*** Opening EXTRACTED RECORDS ***
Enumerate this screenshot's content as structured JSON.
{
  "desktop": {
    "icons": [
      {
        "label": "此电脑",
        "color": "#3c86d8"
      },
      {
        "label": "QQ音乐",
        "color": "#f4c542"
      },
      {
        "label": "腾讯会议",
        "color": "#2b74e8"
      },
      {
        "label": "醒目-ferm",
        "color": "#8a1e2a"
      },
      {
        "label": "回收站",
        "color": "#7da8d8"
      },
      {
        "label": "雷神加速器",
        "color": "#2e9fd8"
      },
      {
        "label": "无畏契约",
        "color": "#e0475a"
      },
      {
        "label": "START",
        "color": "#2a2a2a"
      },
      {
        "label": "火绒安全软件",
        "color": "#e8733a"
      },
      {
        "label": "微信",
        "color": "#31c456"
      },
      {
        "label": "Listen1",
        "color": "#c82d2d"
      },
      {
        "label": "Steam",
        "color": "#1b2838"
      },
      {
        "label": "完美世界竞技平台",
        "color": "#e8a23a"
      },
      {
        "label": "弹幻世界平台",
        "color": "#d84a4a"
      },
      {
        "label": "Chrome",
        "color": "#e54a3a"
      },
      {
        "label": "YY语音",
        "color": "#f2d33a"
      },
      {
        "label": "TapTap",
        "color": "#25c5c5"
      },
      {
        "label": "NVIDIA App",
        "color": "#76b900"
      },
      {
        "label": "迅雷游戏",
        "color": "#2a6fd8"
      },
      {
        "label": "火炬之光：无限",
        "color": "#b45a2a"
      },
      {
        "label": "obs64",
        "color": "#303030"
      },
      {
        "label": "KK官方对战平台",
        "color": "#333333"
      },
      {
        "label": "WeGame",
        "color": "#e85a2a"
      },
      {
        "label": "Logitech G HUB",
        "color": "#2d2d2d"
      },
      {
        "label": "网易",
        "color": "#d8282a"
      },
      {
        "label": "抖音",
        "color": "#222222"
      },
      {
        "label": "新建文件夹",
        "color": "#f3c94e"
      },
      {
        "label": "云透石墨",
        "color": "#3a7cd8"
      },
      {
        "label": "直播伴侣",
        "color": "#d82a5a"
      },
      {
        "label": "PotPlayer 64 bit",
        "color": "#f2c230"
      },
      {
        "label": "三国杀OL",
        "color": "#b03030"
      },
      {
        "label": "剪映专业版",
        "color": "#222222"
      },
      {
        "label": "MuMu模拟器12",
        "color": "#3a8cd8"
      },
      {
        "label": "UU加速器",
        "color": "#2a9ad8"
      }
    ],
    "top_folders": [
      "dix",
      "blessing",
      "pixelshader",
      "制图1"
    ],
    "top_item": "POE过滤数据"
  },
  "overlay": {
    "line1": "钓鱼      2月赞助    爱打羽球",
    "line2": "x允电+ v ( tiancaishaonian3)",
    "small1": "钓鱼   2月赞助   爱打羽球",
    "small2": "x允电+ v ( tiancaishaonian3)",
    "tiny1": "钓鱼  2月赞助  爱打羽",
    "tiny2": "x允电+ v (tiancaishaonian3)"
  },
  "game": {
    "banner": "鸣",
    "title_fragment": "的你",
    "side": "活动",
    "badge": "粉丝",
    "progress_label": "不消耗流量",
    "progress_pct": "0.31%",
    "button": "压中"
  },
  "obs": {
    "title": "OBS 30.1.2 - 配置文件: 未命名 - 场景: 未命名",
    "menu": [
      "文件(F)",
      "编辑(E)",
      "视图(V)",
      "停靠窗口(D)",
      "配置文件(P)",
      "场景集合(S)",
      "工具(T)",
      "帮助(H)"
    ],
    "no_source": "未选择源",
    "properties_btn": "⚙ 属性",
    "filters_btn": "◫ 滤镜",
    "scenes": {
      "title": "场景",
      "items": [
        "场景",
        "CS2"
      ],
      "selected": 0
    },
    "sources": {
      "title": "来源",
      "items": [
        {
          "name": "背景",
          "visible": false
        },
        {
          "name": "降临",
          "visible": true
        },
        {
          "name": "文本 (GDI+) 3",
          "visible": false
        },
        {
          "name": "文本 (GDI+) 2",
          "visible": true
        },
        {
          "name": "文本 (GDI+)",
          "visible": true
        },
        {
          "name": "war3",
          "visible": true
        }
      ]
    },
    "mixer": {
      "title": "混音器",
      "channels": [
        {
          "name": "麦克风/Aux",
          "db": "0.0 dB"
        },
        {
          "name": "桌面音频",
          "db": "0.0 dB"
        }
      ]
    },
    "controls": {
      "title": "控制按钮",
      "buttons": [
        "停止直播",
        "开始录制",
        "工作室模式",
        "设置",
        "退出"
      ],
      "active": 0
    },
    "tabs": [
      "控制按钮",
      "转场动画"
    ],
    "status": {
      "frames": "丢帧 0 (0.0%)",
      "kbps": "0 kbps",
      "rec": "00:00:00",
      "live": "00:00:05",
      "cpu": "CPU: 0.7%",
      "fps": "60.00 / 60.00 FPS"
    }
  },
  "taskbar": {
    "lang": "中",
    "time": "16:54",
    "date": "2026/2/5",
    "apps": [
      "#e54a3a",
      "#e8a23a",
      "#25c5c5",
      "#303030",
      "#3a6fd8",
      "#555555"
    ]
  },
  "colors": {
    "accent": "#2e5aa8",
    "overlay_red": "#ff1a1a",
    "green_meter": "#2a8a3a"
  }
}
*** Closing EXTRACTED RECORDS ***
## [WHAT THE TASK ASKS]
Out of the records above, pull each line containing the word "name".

## [ANSWER SECTION]
          "name": "背景",
          "name": "降临",
          "name": "文本 (GDI+) 3",
          "name": "文本 (GDI+) 2",
          "name": "文本 (GDI+)",
          "name": "war3",
          "name": "麦克风/Aux",
          "name": "桌面音频",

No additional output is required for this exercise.